The Sixth Stage
“Faith is trust in ultimate meaning.” – Viktor E. Frankl
In 1969, Elisabeth Kübler-Ross’ wrote the classic book On Death and Dying which defined the five stages of grief: denial, anger, bargaining, depression, and acceptance. And the journey is not a linear or orderly trip. We go from one to the next and bounce back and forth, doing the best we can in the moment.
I’ve returned to the stages many times when losing loved ones, which has happened a lot in the past four years. Recently, I’ve been reflecting on the stages with loss of “normal” life that has come with COVID-19 and now with George Floyd’s horrific death in Minneapolis followed by riots, burning and destruction of over 170 buildings/neighborhood businesses in St. Paul and Minneapolis. It’s heavy and difficult to string together words that can adequately describe the sorrow and angst.
David Kessler who co-authored On Grief and Grieving with Kübler-Ross has written a new book Finding Meaning: The Sixth Stage of Grief, adding a sixth stage of grief – meaning. Finding meaning takes time, fortitude and distance. We are deep in a lot of anger.
May we not succumb to despair and fear. With hope and grace, meaning will come to open our hearts to love rather than hate, empathy over apathy, light rather than darkness. Peace starts within each one of us. Start there and then move out into the world.

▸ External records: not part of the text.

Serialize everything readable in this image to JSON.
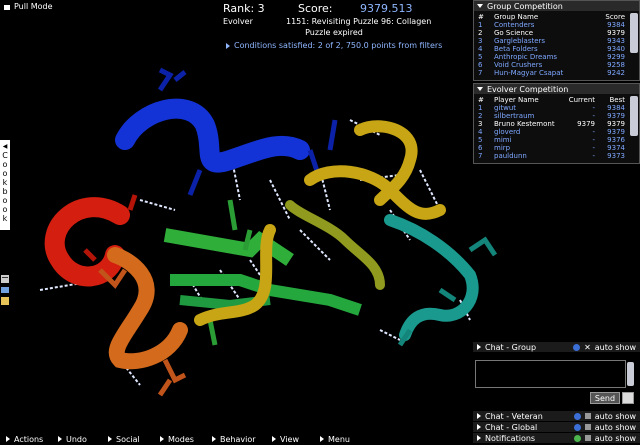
{
  "top_left": {
    "mode_label": "Pull Mode"
  },
  "score_panel": {
    "rank": "Rank: 3",
    "score_label": "Score:",
    "score_value": "9379.513",
    "role": "Evolver",
    "puzzle": "1151: Revisiting Puzzle 96: Collagen",
    "status": "Puzzle expired",
    "conditions": "Conditions satisfied: 2 of 2, 750.0 points from filters"
  },
  "group_competition": {
    "title": "Group Competition",
    "header": {
      "rank": "#",
      "name": "Group Name",
      "score": "Score"
    },
    "rows": [
      {
        "rank": "1",
        "name": "Contenders",
        "score": "9384",
        "selected": false
      },
      {
        "rank": "2",
        "name": "Go Science",
        "score": "9379",
        "selected": true
      },
      {
        "rank": "3",
        "name": "Gargleblasters",
        "score": "9343",
        "selected": false
      },
      {
        "rank": "4",
        "name": "Beta Folders",
        "score": "9340",
        "selected": false
      },
      {
        "rank": "5",
        "name": "Anthropic Dreams",
        "score": "9299",
        "selected": false
      },
      {
        "rank": "6",
        "name": "Void Crushers",
        "score": "9258",
        "selected": false
      },
      {
        "rank": "7",
        "name": "Hun-Magyar Csapat",
        "score": "9242",
        "selected": false
      }
    ]
  },
  "evolver_competition": {
    "title": "Evolver Competition",
    "header": {
      "rank": "#",
      "name": "Player Name",
      "current": "Current",
      "best": "Best"
    },
    "rows": [
      {
        "rank": "1",
        "name": "gitwut",
        "current": "-",
        "best": "9384",
        "selected": false
      },
      {
        "rank": "2",
        "name": "silbertraum",
        "current": "-",
        "best": "9379",
        "selected": false
      },
      {
        "rank": "3",
        "name": "Bruno Kestemont",
        "current": "9379",
        "best": "9379",
        "selected": true
      },
      {
        "rank": "4",
        "name": "gloverd",
        "current": "-",
        "best": "9379",
        "selected": false
      },
      {
        "rank": "5",
        "name": "mimi",
        "current": "-",
        "best": "9376",
        "selected": false
      },
      {
        "rank": "6",
        "name": "mirp",
        "current": "-",
        "best": "9374",
        "selected": false
      },
      {
        "rank": "7",
        "name": "pauldunn",
        "current": "-",
        "best": "9373",
        "selected": false
      }
    ]
  },
  "chat": {
    "group_label": "Chat - Group",
    "veteran_label": "Chat - Veteran",
    "global_label": "Chat - Global",
    "notifications_label": "Notifications",
    "auto_show": "auto show",
    "send_label": "Send",
    "input_value": ""
  },
  "cookbook": {
    "label": "Cookbook"
  },
  "bottom_menu": [
    "Actions",
    "Undo",
    "Social",
    "Modes",
    "Behavior",
    "View",
    "Menu"
  ],
  "colors": {
    "link": "#7ea7ff",
    "score": "#8fb6ff",
    "blue_chain": "#0a2fd0",
    "green_chain": "#2fae3a",
    "teal_chain": "#1a9a8e",
    "yellow_chain": "#c7a514",
    "orange_chain": "#d46a1c",
    "red_chain": "#d41e10"
  }
}
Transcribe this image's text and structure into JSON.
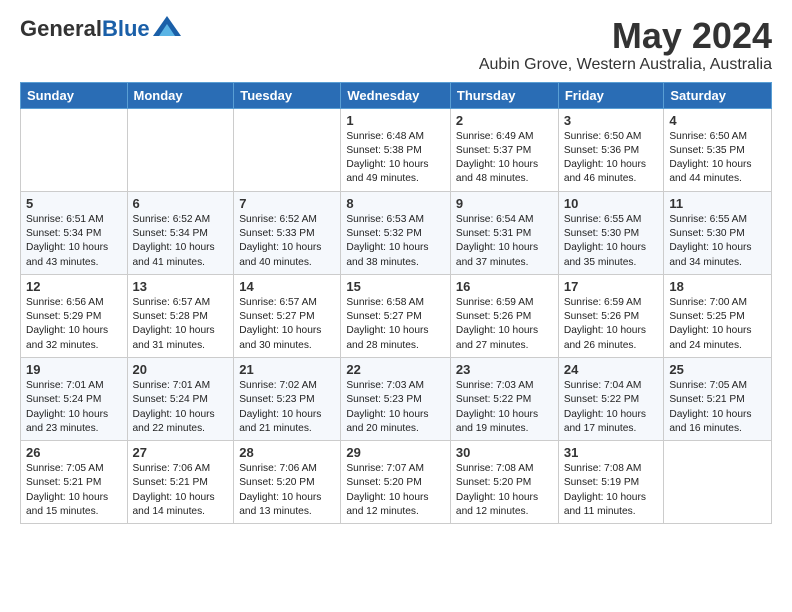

“I know for sure that loves saves me and that it is here to save us all.” – Maya Angelou